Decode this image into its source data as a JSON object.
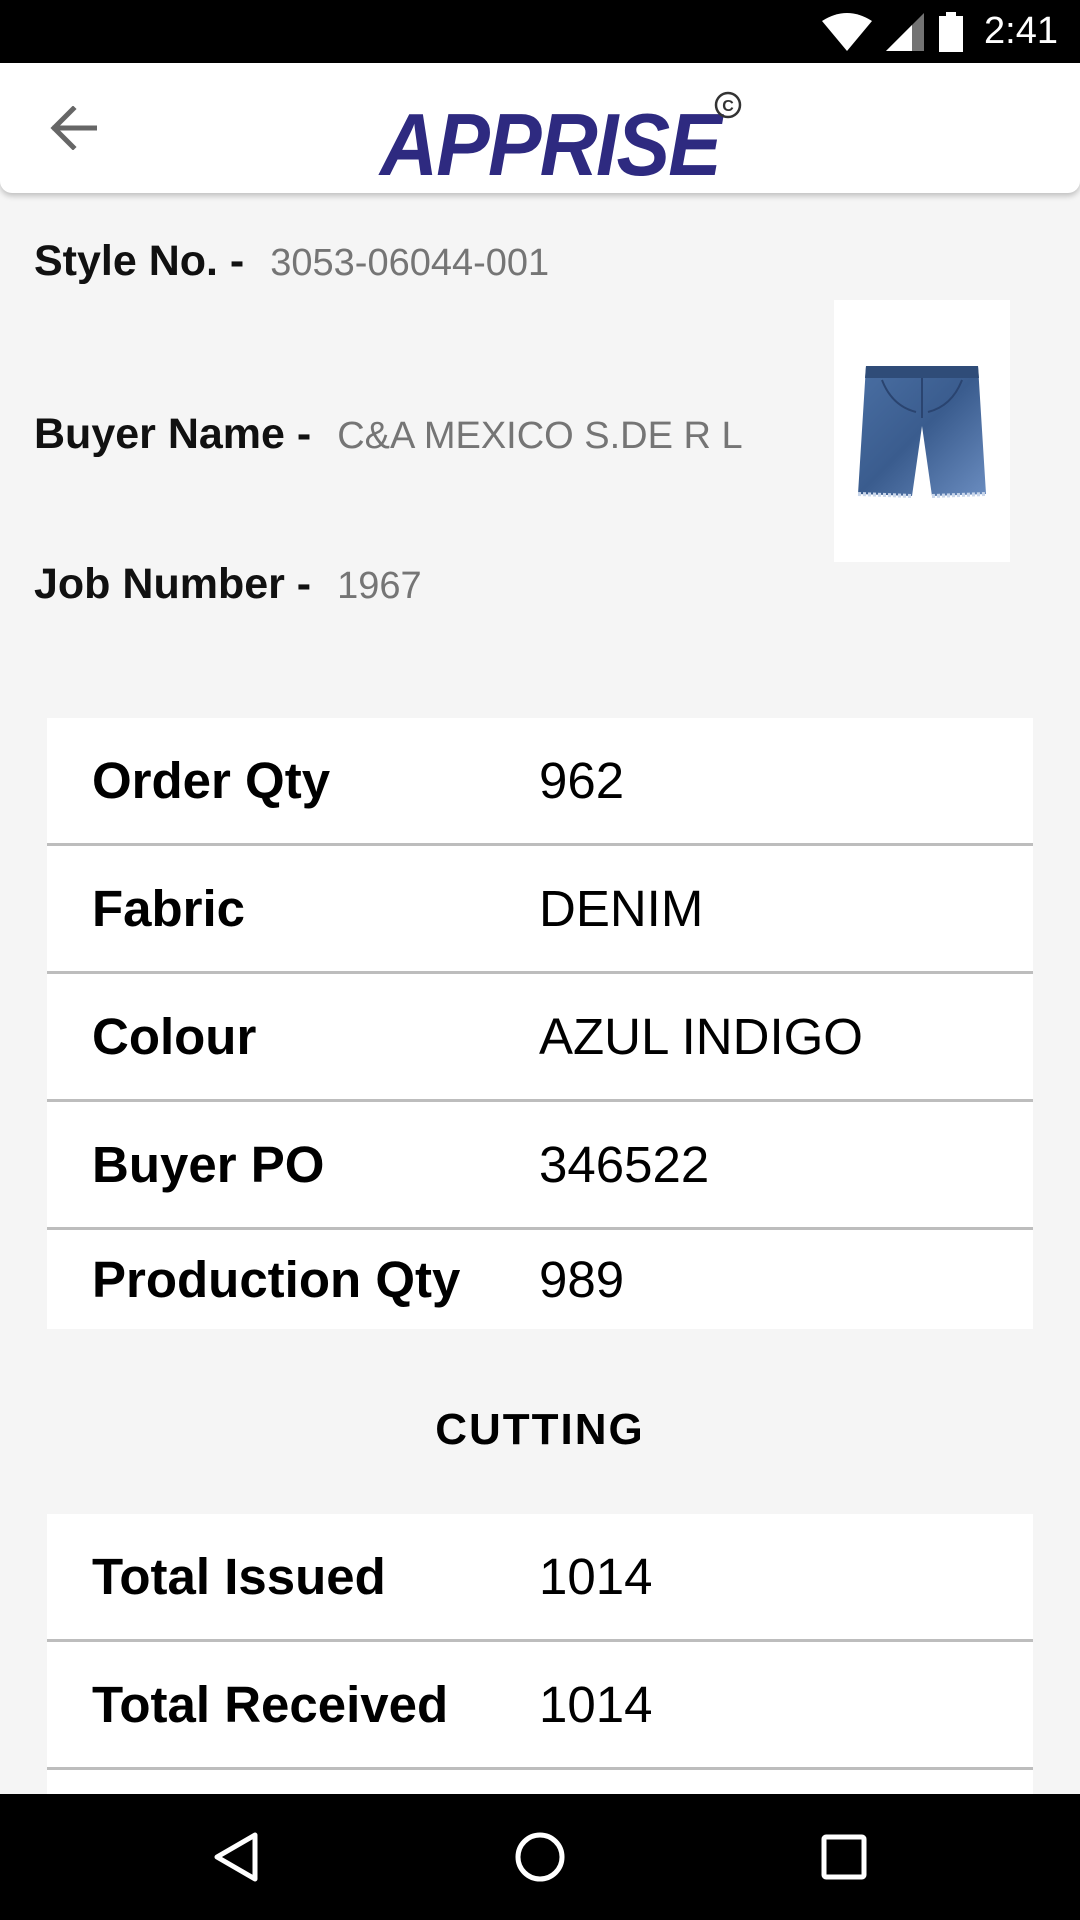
{
  "status_bar": {
    "time": "2:41",
    "icons": [
      "wifi-icon",
      "signal-icon",
      "battery-icon"
    ]
  },
  "app_bar": {
    "back_icon": "arrow-back-icon",
    "logo_text": "APPRISE",
    "logo_mark": "©",
    "logo_color": "#2e2a80"
  },
  "header": {
    "style_label": "Style No. -",
    "style_value": "3053-06044-001",
    "buyer_label": "Buyer Name -",
    "buyer_value": "C&A MEXICO S.DE R L",
    "job_label": "Job Number -",
    "job_value": "1967"
  },
  "product_image": "denim-shorts-image",
  "order_table": [
    {
      "label": "Order Qty",
      "value": "962"
    },
    {
      "label": "Fabric",
      "value": "DENIM"
    },
    {
      "label": "Colour",
      "value": "AZUL INDIGO"
    },
    {
      "label": "Buyer PO",
      "value": "346522"
    },
    {
      "label": "Production Qty",
      "value": "989"
    }
  ],
  "cutting": {
    "title": "CUTTING",
    "rows": [
      {
        "label": "Total Issued",
        "value": "1014"
      },
      {
        "label": "Total Received",
        "value": "1014"
      }
    ]
  },
  "nav_bar": {
    "icons": [
      "back-triangle-icon",
      "home-circle-icon",
      "recents-square-icon"
    ]
  }
}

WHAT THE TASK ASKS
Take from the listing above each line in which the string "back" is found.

RESULT BELOW
    "back_icon": "arrow-back-icon",
      "back-triangle-icon",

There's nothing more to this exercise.